Unsurprisingly, Bertarelli will not be competing in next year’s Louis Vuitton Cup. Unfortunately, various other teams are also opting to stay home and not attend Ellison’s party. It was originally thought that up to 15 teams would be arriving in San Francisco in 2013 to compete for a chance at the America’s Cup. Many speculated that this influx of foreign money could be prove to be a boon for city of San Francisco, even despite the up front investment the city has spent on infrastructure. As it stands today, the four teams scheduled to sail in the Louis Vuitton Cup include Artemis Racing (Sweden), Emirates Team New Zealand (New Zealand), Luna Rossa Challenge (Italy) and Team Korea (Korea).

Teams must pay an exorbitant amount of money to build a competitive boat and acquire a sufficient amount of sponsorship dollars to compete in the America’s Cup. In Ellison’s defense, he and race officials have worked toward making next year’s America’s Cup more fair than in year’s past. For starters, all entrants must sail 75-foot catamarans that possess similar specifications. Regardless, all the talk of the 2013 America’s Cup being akin to a Super Bowl or World Cup is beginning to seem overblown.

Whether or not the Louis Vuitton Cup and the America’s Cup Finals will be a boon or a bust remains to be seen. Four teams have RSVP’d and it is rumored that the list may dwindle down to three by the race’s opening gun. What we do know for sure, however, is that the America’s Cup World Series is still in good health. 11 state-of-the-art boats from around the world will be sailing into The Bay later this month to showcase the sport in the best way they know how.

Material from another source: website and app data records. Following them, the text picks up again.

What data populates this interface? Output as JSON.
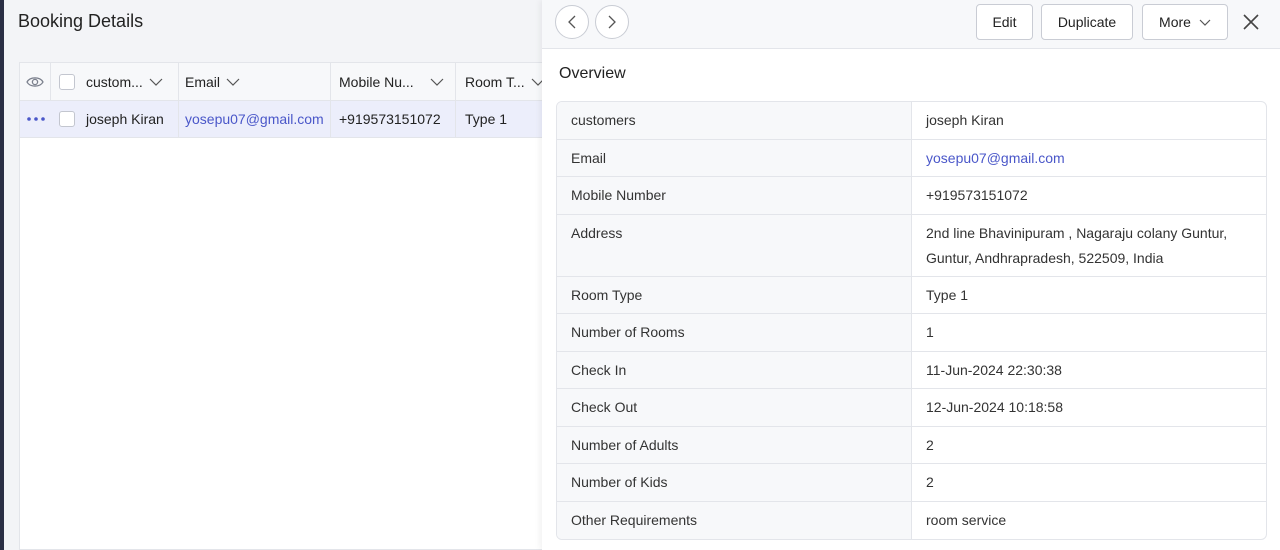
{
  "page": {
    "title": "Booking Details"
  },
  "table": {
    "columns": [
      {
        "label": "custom..."
      },
      {
        "label": "Email"
      },
      {
        "label": "Mobile Nu..."
      },
      {
        "label": "Room T..."
      }
    ],
    "rows": [
      {
        "customer": "joseph Kiran",
        "email": "yosepu07@gmail.com",
        "mobile": "+919573151072",
        "room_type": "Type 1"
      }
    ]
  },
  "detail": {
    "toolbar": {
      "edit": "Edit",
      "duplicate": "Duplicate",
      "more": "More"
    },
    "section_title": "Overview",
    "fields": [
      {
        "label": "customers",
        "value": "joseph Kiran"
      },
      {
        "label": "Email",
        "value": "yosepu07@gmail.com"
      },
      {
        "label": "Mobile Number",
        "value": "+919573151072"
      },
      {
        "label": "Address",
        "value": "2nd line Bhavinipuram , Nagaraju colany Guntur, Guntur, Andhrapradesh, 522509, India"
      },
      {
        "label": "Room Type",
        "value": "Type 1"
      },
      {
        "label": "Number of Rooms",
        "value": "1"
      },
      {
        "label": "Check In",
        "value": "11-Jun-2024 22:30:38"
      },
      {
        "label": "Check Out",
        "value": "12-Jun-2024 10:18:58"
      },
      {
        "label": "Number of Adults",
        "value": "2"
      },
      {
        "label": "Number of Kids",
        "value": "2"
      },
      {
        "label": "Other Requirements",
        "value": "room service"
      }
    ]
  },
  "icons": {
    "view": "eye-icon",
    "row_menu": "more-dots-icon",
    "sort": "chevron-down-icon",
    "prev": "chevron-left-icon",
    "next": "chevron-right-icon",
    "close": "close-icon"
  },
  "colors": {
    "accent": "#4a57c9",
    "sidebar_edge": "#2a2f45",
    "row_highlight": "#eceefb"
  }
}
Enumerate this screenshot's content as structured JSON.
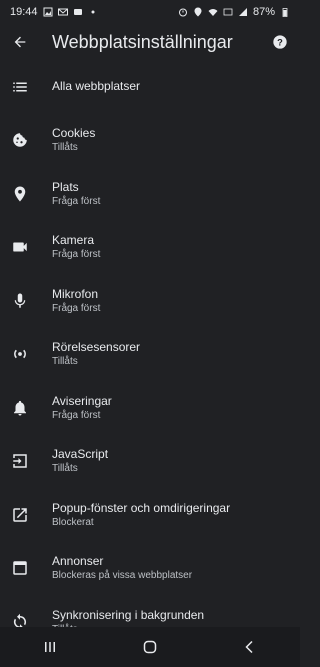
{
  "status_bar": {
    "time": "19:44",
    "battery": "87%",
    "icons_left": [
      "gallery-icon",
      "mail-icon",
      "voicemail-icon",
      "dot-icon"
    ],
    "icons_right": [
      "alarm-icon",
      "location-icon",
      "wifi-icon",
      "volte-icon",
      "signal-icon",
      "battery-icon"
    ]
  },
  "app_bar": {
    "title": "Webbplatsinställningar",
    "back_icon": "arrow-back-icon",
    "help_icon": "help-icon"
  },
  "settings": [
    {
      "icon": "list-icon",
      "title": "Alla webbplatser",
      "subtitle": ""
    },
    {
      "icon": "cookie-icon",
      "title": "Cookies",
      "subtitle": "Tillåts"
    },
    {
      "icon": "location-pin-icon",
      "title": "Plats",
      "subtitle": "Fråga först"
    },
    {
      "icon": "camera-icon",
      "title": "Kamera",
      "subtitle": "Fråga först"
    },
    {
      "icon": "microphone-icon",
      "title": "Mikrofon",
      "subtitle": "Fråga först"
    },
    {
      "icon": "motion-sensor-icon",
      "title": "Rörelsesensorer",
      "subtitle": "Tillåts"
    },
    {
      "icon": "bell-icon",
      "title": "Aviseringar",
      "subtitle": "Fråga först"
    },
    {
      "icon": "javascript-icon",
      "title": "JavaScript",
      "subtitle": "Tillåts"
    },
    {
      "icon": "popup-icon",
      "title": "Popup-fönster och omdirigeringar",
      "subtitle": "Blockerat"
    },
    {
      "icon": "ads-icon",
      "title": "Annonser",
      "subtitle": "Blockeras på vissa webbplatser"
    },
    {
      "icon": "sync-icon",
      "title": "Synkronisering i bakgrunden",
      "subtitle": "Tillåts"
    }
  ],
  "nav_bar": {
    "recents_icon": "recents-icon",
    "home_icon": "home-icon",
    "back_icon": "nav-back-icon"
  },
  "colors": {
    "background": "#202124",
    "text_primary": "#e8eaed",
    "text_secondary": "#bdc1c6",
    "nav_background": "#1a1b1e"
  }
}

Even if you don’t know the first thing about how to “jibe”, “tack”, or “hike-out”, grab your dearest set of binoculars, your iPhone to track the race online, and your favorite pair of seersucker shorts. After a 161 year wait, America’s Cup sailing is coming to San Francisco.